=== Section Start ===
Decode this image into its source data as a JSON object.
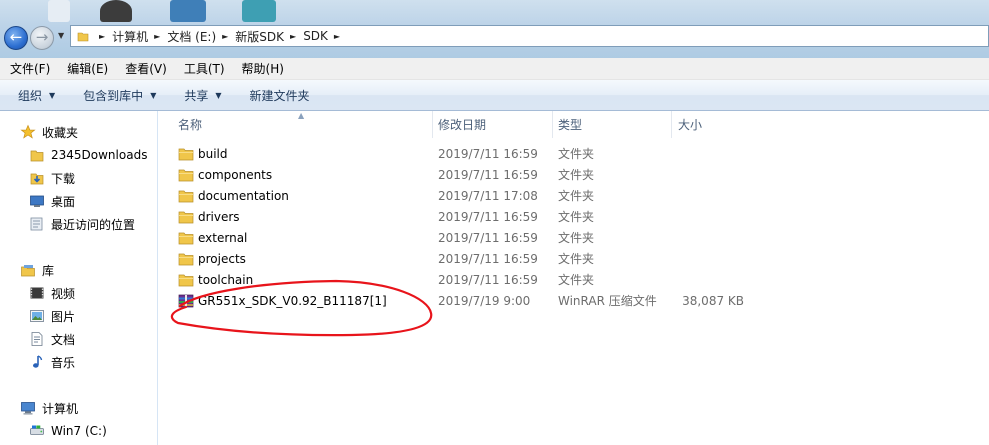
{
  "address_bar": {
    "breadcrumbs": [
      "计算机",
      "文档 (E:)",
      "新版SDK",
      "SDK"
    ],
    "back_icon": "back-arrow-icon",
    "forward_icon": "forward-arrow-icon"
  },
  "menu": [
    "文件(F)",
    "编辑(E)",
    "查看(V)",
    "工具(T)",
    "帮助(H)"
  ],
  "commands": [
    {
      "label": "组织",
      "dropdown": true
    },
    {
      "label": "包含到库中",
      "dropdown": true
    },
    {
      "label": "共享",
      "dropdown": true
    },
    {
      "label": "新建文件夹",
      "dropdown": false
    }
  ],
  "nav": {
    "favorites": {
      "label": "收藏夹",
      "items": [
        "2345Downloads",
        "下载",
        "桌面",
        "最近访问的位置"
      ]
    },
    "libraries": {
      "label": "库",
      "items": [
        "视频",
        "图片",
        "文档",
        "音乐"
      ]
    },
    "computer": {
      "label": "计算机",
      "items": [
        "Win7 (C:)"
      ]
    }
  },
  "columns": [
    "名称",
    "修改日期",
    "类型",
    "大小"
  ],
  "files": [
    {
      "name": "build",
      "date": "2019/7/11 16:59",
      "type": "文件夹",
      "size": "",
      "icon": "folder-icon"
    },
    {
      "name": "components",
      "date": "2019/7/11 16:59",
      "type": "文件夹",
      "size": "",
      "icon": "folder-icon"
    },
    {
      "name": "documentation",
      "date": "2019/7/11 17:08",
      "type": "文件夹",
      "size": "",
      "icon": "folder-icon"
    },
    {
      "name": "drivers",
      "date": "2019/7/11 16:59",
      "type": "文件夹",
      "size": "",
      "icon": "folder-icon"
    },
    {
      "name": "external",
      "date": "2019/7/11 16:59",
      "type": "文件夹",
      "size": "",
      "icon": "folder-icon"
    },
    {
      "name": "projects",
      "date": "2019/7/11 16:59",
      "type": "文件夹",
      "size": "",
      "icon": "folder-icon"
    },
    {
      "name": "toolchain",
      "date": "2019/7/11 16:59",
      "type": "文件夹",
      "size": "",
      "icon": "folder-icon"
    },
    {
      "name": "GR551x_SDK_V0.92_B11187[1]",
      "date": "2019/7/19 9:00",
      "type": "WinRAR 压缩文件",
      "size": "38,087 KB",
      "icon": "winrar-archive-icon"
    }
  ],
  "colors": {
    "annotation": "#e8141b",
    "folder": "#f0c64a",
    "header_text": "#4c607a"
  }
}
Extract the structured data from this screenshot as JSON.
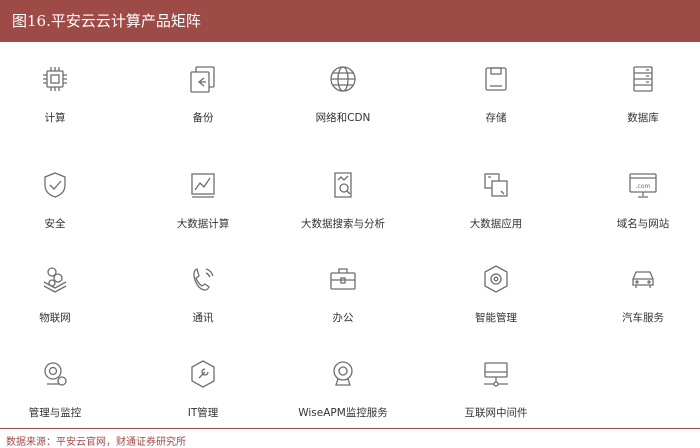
{
  "title": "图16.平安云云计算产品矩阵",
  "source": "数据来源：平安云官网，财通证券研究所",
  "colors": {
    "accent": "#9e4b47",
    "icon": "#6e6e6e"
  },
  "products": [
    {
      "label": "计算",
      "icon": "cpu-icon"
    },
    {
      "label": "备份",
      "icon": "backup-icon"
    },
    {
      "label": "网络和CDN",
      "icon": "globe-icon"
    },
    {
      "label": "存储",
      "icon": "storage-icon"
    },
    {
      "label": "数据库",
      "icon": "database-icon"
    },
    {
      "label": "安全",
      "icon": "shield-icon"
    },
    {
      "label": "大数据计算",
      "icon": "chart-icon"
    },
    {
      "label": "大数据搜索与分析",
      "icon": "search-doc-icon"
    },
    {
      "label": "大数据应用",
      "icon": "app-icon"
    },
    {
      "label": "域名与网站",
      "icon": "website-icon"
    },
    {
      "label": "物联网",
      "icon": "iot-icon"
    },
    {
      "label": "通讯",
      "icon": "phone-icon"
    },
    {
      "label": "办公",
      "icon": "briefcase-icon"
    },
    {
      "label": "智能管理",
      "icon": "gear-icon"
    },
    {
      "label": "汽车服务",
      "icon": "car-icon"
    },
    {
      "label": "管理与监控",
      "icon": "monitor-icon"
    },
    {
      "label": "IT管理",
      "icon": "wrench-icon"
    },
    {
      "label": "WiseAPM监控服务",
      "icon": "camera-icon"
    },
    {
      "label": "互联网中间件",
      "icon": "server-icon"
    }
  ]
}
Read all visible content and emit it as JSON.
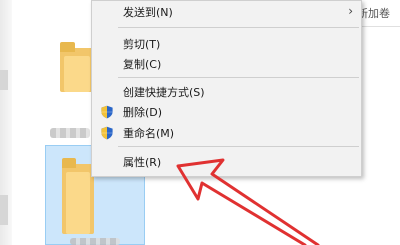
{
  "context_menu": {
    "items": [
      {
        "label": "发送到(N)",
        "has_submenu": true
      },
      {
        "label": "剪切(T)"
      },
      {
        "label": "复制(C)"
      },
      {
        "label": "创建快捷方式(S)"
      },
      {
        "label": "删除(D)",
        "icon": "uac-shield-icon"
      },
      {
        "label": "重命名(M)",
        "icon": "uac-shield-icon"
      },
      {
        "label": "属性(R)"
      }
    ]
  },
  "background_text": "新加卷",
  "colors": {
    "selection": "#cce6fb",
    "menu_background": "#f2f2f2",
    "arrow": "#e03131",
    "folder": "#f2c66a"
  }
}
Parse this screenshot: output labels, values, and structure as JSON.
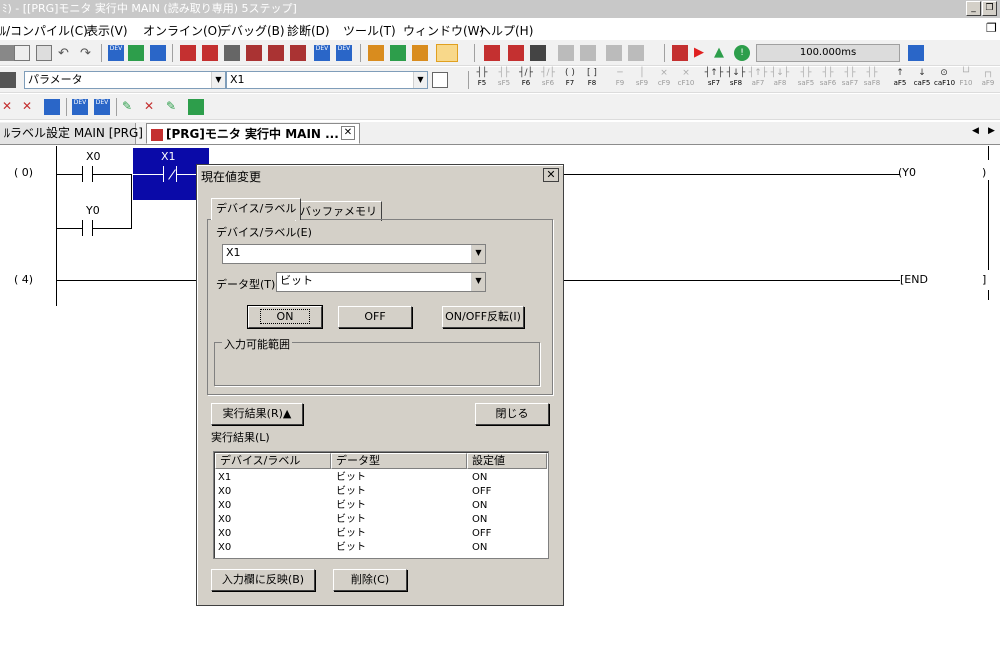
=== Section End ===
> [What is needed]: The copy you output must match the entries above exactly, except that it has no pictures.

> [Answer to the problem]:
Decode this image into its source data as a JSON object.
{
  "address_bar": {
    "breadcrumbs": [
      "计算机",
      "文档 (E:)",
      "新版SDK",
      "SDK"
    ],
    "back_icon": "back-arrow-icon",
    "forward_icon": "forward-arrow-icon"
  },
  "menu": [
    "文件(F)",
    "编辑(E)",
    "查看(V)",
    "工具(T)",
    "帮助(H)"
  ],
  "commands": [
    {
      "label": "组织",
      "dropdown": true
    },
    {
      "label": "包含到库中",
      "dropdown": true
    },
    {
      "label": "共享",
      "dropdown": true
    },
    {
      "label": "新建文件夹",
      "dropdown": false
    }
  ],
  "nav": {
    "favorites": {
      "label": "收藏夹",
      "items": [
        "2345Downloads",
        "下载",
        "桌面",
        "最近访问的位置"
      ]
    },
    "libraries": {
      "label": "库",
      "items": [
        "视频",
        "图片",
        "文档",
        "音乐"
      ]
    },
    "computer": {
      "label": "计算机",
      "items": [
        "Win7 (C:)"
      ]
    }
  },
  "columns": [
    "名称",
    "修改日期",
    "类型",
    "大小"
  ],
  "files": [
    {
      "name": "build",
      "date": "2019/7/11 16:59",
      "type": "文件夹",
      "size": "",
      "icon": "folder-icon"
    },
    {
      "name": "components",
      "date": "2019/7/11 16:59",
      "type": "文件夹",
      "size": "",
      "icon": "folder-icon"
    },
    {
      "name": "documentation",
      "date": "2019/7/11 17:08",
      "type": "文件夹",
      "size": "",
      "icon": "folder-icon"
    },
    {
      "name": "drivers",
      "date": "2019/7/11 16:59",
      "type": "文件夹",
      "size": "",
      "icon": "folder-icon"
    },
    {
      "name": "external",
      "date": "2019/7/11 16:59",
      "type": "文件夹",
      "size": "",
      "icon": "folder-icon"
    },
    {
      "name": "projects",
      "date": "2019/7/11 16:59",
      "type": "文件夹",
      "size": "",
      "icon": "folder-icon"
    },
    {
      "name": "toolchain",
      "date": "2019/7/11 16:59",
      "type": "文件夹",
      "size": "",
      "icon": "folder-icon"
    },
    {
      "name": "GR551x_SDK_V0.92_B11187[1]",
      "date": "2019/7/19 9:00",
      "type": "WinRAR 压缩文件",
      "size": "38,087 KB",
      "icon": "winrar-archive-icon"
    }
  ],
  "colors": {
    "annotation": "#e8141b",
    "folder": "#f0c64a",
    "header_text": "#4c607a"
  }
}
Extract the structured data from this screenshot as JSON.
{
  "title": "图16.平安云云计算产品矩阵",
  "source": "数据来源：平安云官网，财通证券研究所",
  "colors": {
    "accent": "#9e4b47",
    "icon": "#6e6e6e"
  },
  "products": [
    {
      "label": "计算",
      "icon": "cpu-icon"
    },
    {
      "label": "备份",
      "icon": "backup-icon"
    },
    {
      "label": "网络和CDN",
      "icon": "globe-icon"
    },
    {
      "label": "存储",
      "icon": "storage-icon"
    },
    {
      "label": "数据库",
      "icon": "database-icon"
    },
    {
      "label": "安全",
      "icon": "shield-icon"
    },
    {
      "label": "大数据计算",
      "icon": "chart-icon"
    },
    {
      "label": "大数据搜索与分析",
      "icon": "search-doc-icon"
    },
    {
      "label": "大数据应用",
      "icon": "app-icon"
    },
    {
      "label": "域名与网站",
      "icon": "website-icon"
    },
    {
      "label": "物联网",
      "icon": "iot-icon"
    },
    {
      "label": "通讯",
      "icon": "phone-icon"
    },
    {
      "label": "办公",
      "icon": "briefcase-icon"
    },
    {
      "label": "智能管理",
      "icon": "gear-icon"
    },
    {
      "label": "汽车服务",
      "icon": "car-icon"
    },
    {
      "label": "管理与监控",
      "icon": "monitor-icon"
    },
    {
      "label": "IT管理",
      "icon": "wrench-icon"
    },
    {
      "label": "WiseAPM监控服务",
      "icon": "camera-icon"
    },
    {
      "label": "互联网中间件",
      "icon": "server-icon"
    }
  ]
}
Read all visible content and emit it as JSON.
{
  "context_menu": {
    "items": [
      {
        "label": "发送到(N)",
        "has_submenu": true
      },
      {
        "label": "剪切(T)"
      },
      {
        "label": "复制(C)"
      },
      {
        "label": "创建快捷方式(S)"
      },
      {
        "label": "删除(D)",
        "icon": "uac-shield-icon"
      },
      {
        "label": "重命名(M)",
        "icon": "uac-shield-icon"
      },
      {
        "label": "属性(R)"
      }
    ]
  },
  "background_text": "新加卷",
  "colors": {
    "selection": "#cce6fb",
    "menu_background": "#f2f2f2",
    "arrow": "#e03131",
    "folder": "#f2c66a"
  }
}
Parse this screenshot: output labels, values, and structure as JSON.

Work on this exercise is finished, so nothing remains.